Police responded to reports of an active shooter at the Tree of Life Synagogue in Pittsburgh, Pennsylvania, on Saturday, according to CNN. Police reported "multiple casualties" and also said that officers had been shot. Updates to the Pittsburgh synagogue shooting now show that it took place during a service, and the gunman has since surrendered, the BBC reported.
Police sources reportedly told CBS Pittsburgh/KDKA that the gunman entered the synagogue and started firing randomly while yelling "All Jews must die."
Pittsburgh Police spokesman Chris Togneri told CBS Pittsburgh there were multiple fatalities, though he did not specify a number, and said three police officers had been shot.
These are updates to the developing situation as they are reported.
Tree of Life president Michael Eisenberg told CNN affiliate KDKA about the regular Saturday morning services at the synagogue:
At 9:45 there were three simultaneous congregations’ services that were being held.
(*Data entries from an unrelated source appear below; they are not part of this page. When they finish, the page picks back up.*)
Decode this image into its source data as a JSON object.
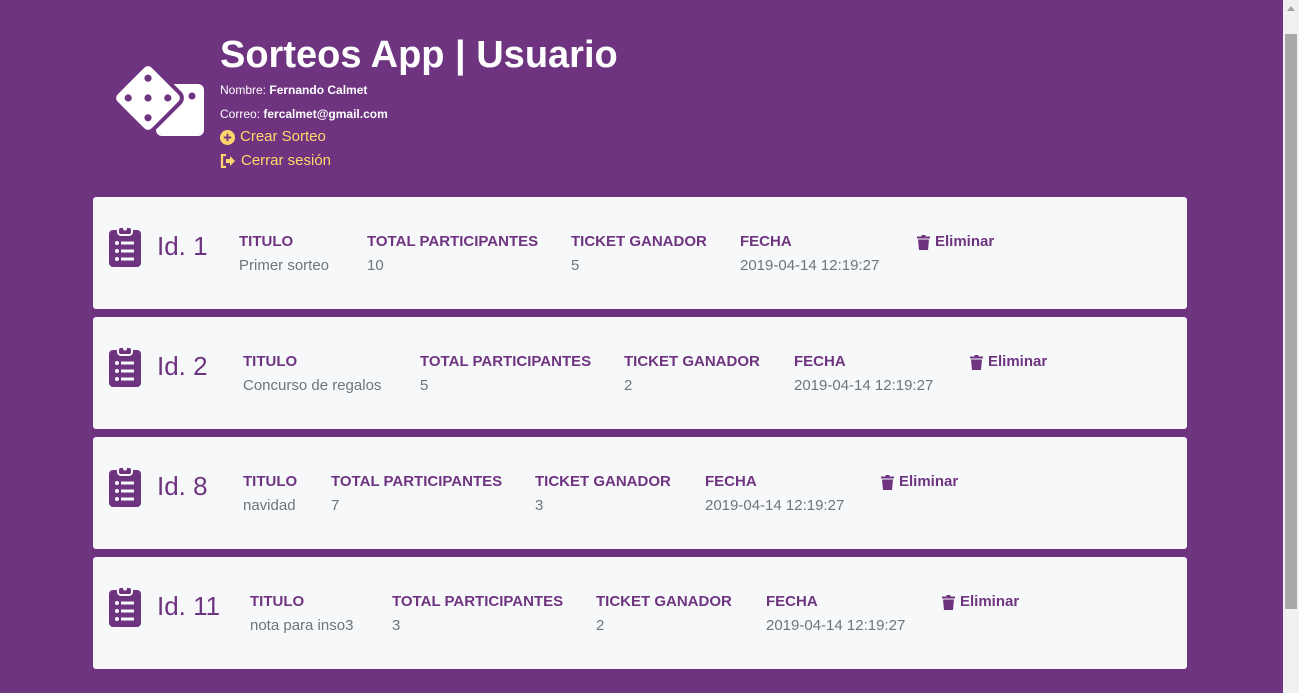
{
  "header": {
    "title": "Sorteos App | Usuario",
    "name_label": "Nombre:",
    "name_value": "Fernando Calmet",
    "email_label": "Correo:",
    "email_value": "fercalmet@gmail.com",
    "create_link": "Crear Sorteo",
    "logout_link": "Cerrar sesión",
    "link_color": "#ffd66b",
    "background_color": "#6f3480"
  },
  "columns": {
    "title": "TITULO",
    "participants": "TOTAL PARTICIPANTES",
    "winner": "TICKET GANADOR",
    "date": "FECHA",
    "delete": "Eliminar"
  },
  "draws": [
    {
      "id_label": "Id. 1",
      "titulo": "Primer sorteo",
      "participantes": "10",
      "ganador": "5",
      "fecha": "2019-04-14 12:19:27"
    },
    {
      "id_label": "Id. 2",
      "titulo": "Concurso de regalos",
      "participantes": "5",
      "ganador": "2",
      "fecha": "2019-04-14 12:19:27"
    },
    {
      "id_label": "Id. 8",
      "titulo": "navidad",
      "participantes": "7",
      "ganador": "3",
      "fecha": "2019-04-14 12:19:27"
    },
    {
      "id_label": "Id. 11",
      "titulo": "nota para inso3",
      "participantes": "3",
      "ganador": "2",
      "fecha": "2019-04-14 12:19:27"
    }
  ],
  "icons": {
    "logo": "dice-icon",
    "card": "clipboard-list-icon",
    "create": "plus-circle-icon",
    "logout": "sign-out-icon",
    "delete": "trash-icon"
  }
}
In the main part of the building, The Tree of Life has a service that has about 40 people in it. Just below that there is a basement area where New Life congregation would have been having their Shabbat service. There would have been 30-40 people. Just adjacent to Tree of Light’s service area, a congregation was in the rabbi study room and they would have had approximately 15 people in there.
Eisenburg also told KDKA that while he was president, security was a "major concern." He said that on Saturday anyone could've walked into the synagogue. "On a day like today, the door is open. It's a religious service. You could walk in and out. Only on the high holidays is there a police presence at the entrance."
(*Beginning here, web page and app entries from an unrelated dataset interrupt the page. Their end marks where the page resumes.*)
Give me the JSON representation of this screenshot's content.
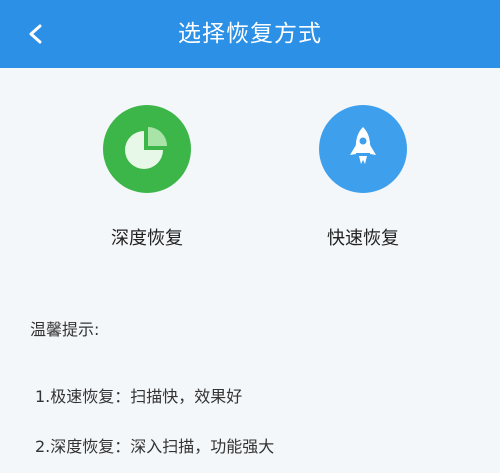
{
  "header": {
    "title": "选择恢复方式",
    "back_icon": "chevron-left-icon",
    "color": "#2b90e6"
  },
  "options": [
    {
      "label": "深度恢复",
      "icon": "pie-chart-icon",
      "color": "#3cb648"
    },
    {
      "label": "快速恢复",
      "icon": "rocket-icon",
      "color": "#3ea0ec"
    }
  ],
  "tips": {
    "title": "温馨提示:",
    "items": [
      "1.极速恢复：扫描快，效果好",
      "2.深度恢复：深入扫描，功能强大"
    ]
  }
}
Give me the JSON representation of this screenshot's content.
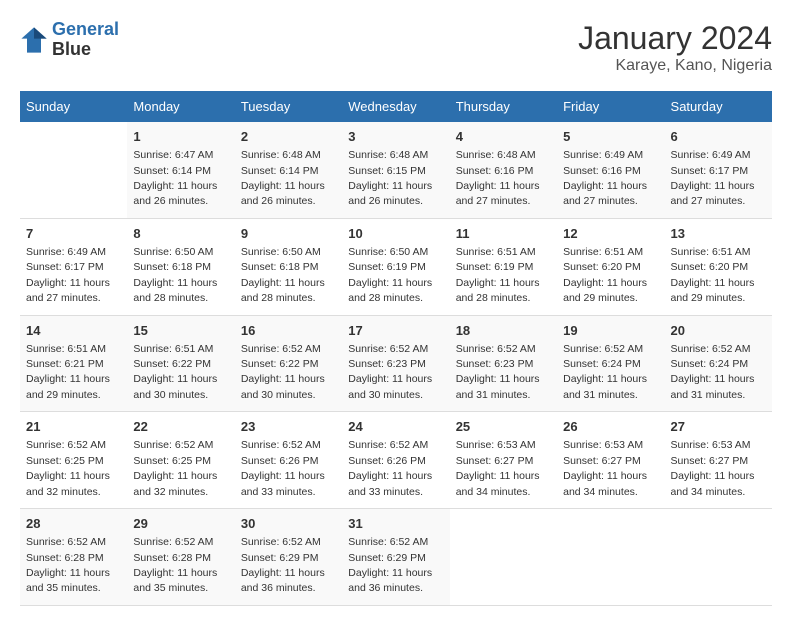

President Donald Trump responded to initial reports of the shooting with a tweet:
Watching the events unfolding in Pittsburgh, Pennsylvania. Law enforcement on the scene. People in Squirrel Hill area should remain sheltered. Looks like multiple fatalities. Beware of active shooter. God Bless All!
Once the suspect was in custody, Trump responded with another tweet, writing:
Events in Pittsburgh are far more devastating than originally thought. Spoke with Mayor and Governor to inform them that the Federal Government has been, and will be, with them all the way. I will speak to the media shortly and make further statement at Future Farmers of America.
Pennsylvania Gov. Tom Wolf released the following statement after the incident, according to KDKA:
The shooting in Pittsburgh this morning is an absolute tragedy. I have spoken with local leaders and my administration and the Pennsylvania State Police will provide any resources to assist local law enforcement and first responders.
These senseless acts of violence are not who we are as Americans. My thoughts right now are focused on the victims, their families and making sure law enforcement has every resource they need.
We must all pray and hope for no more loss of life. But we have been saying 'this one is too many' for far too long. Dangerous weapons are putting our citizens in harm’s way.
And in the aftermath of this tragedy, we must come together and take action to prevent these tragedies in the future. We cannot accept this violence as normal.
The New York Police Department has reportedly sent officers to local synagogues across the city as a precautionary measure, the BBC reported.
Erika Strassburger, the city councilwoman for the district that includes the synagogue, told The New York Times that it was unclear how many people had been shot. She also said the suspect had barricaded himself inside the building prior to surrendering.
Jeff Finkelstein of the Jewish Federation of Greater Pittsburgh told WPXI that local synagogues do "lots of training on things like active shooters, and we've looked at hardening facilities as much as possible," according to The Chicago Tribune. But he also said, "This should not be happening, period. This should not be happening in a synagogue."
On Saturday afternoon, before departing for a campaign rally, Trump told reporters outside Joint Base Andrews in Maryland that gun safety laws have nothing to do with the shooting in Pittsburgh. "If you take a look at it, if they had protection inside the results would have been far better," Trump said, according to NBC News.
"If there was an armed guard inside the temple, they would have been able to stop him," he said, according to CNN.
Pittsburgh Public Safety Director Wendell Hissrich said on Saturday afternoon, according to KDKA, "I will emphasize at this time that there appears to be no active threat to the community. We believe the subject that is responsible for this has been taken into custody."
Hissrich also told KDKA the shooting is being investigated as a hate crime. “At this time this is being considered a federal violation and the primary investigative agency will be the Federal Bureau of investigation."
Pennsylvania Attorney General Josh Shapiro told ABC News that the gunman "claimed innocent lives," ultimately killing at least eight people.
But later on Saturday, Hissrich told CNN that 11 people were killed with more injured.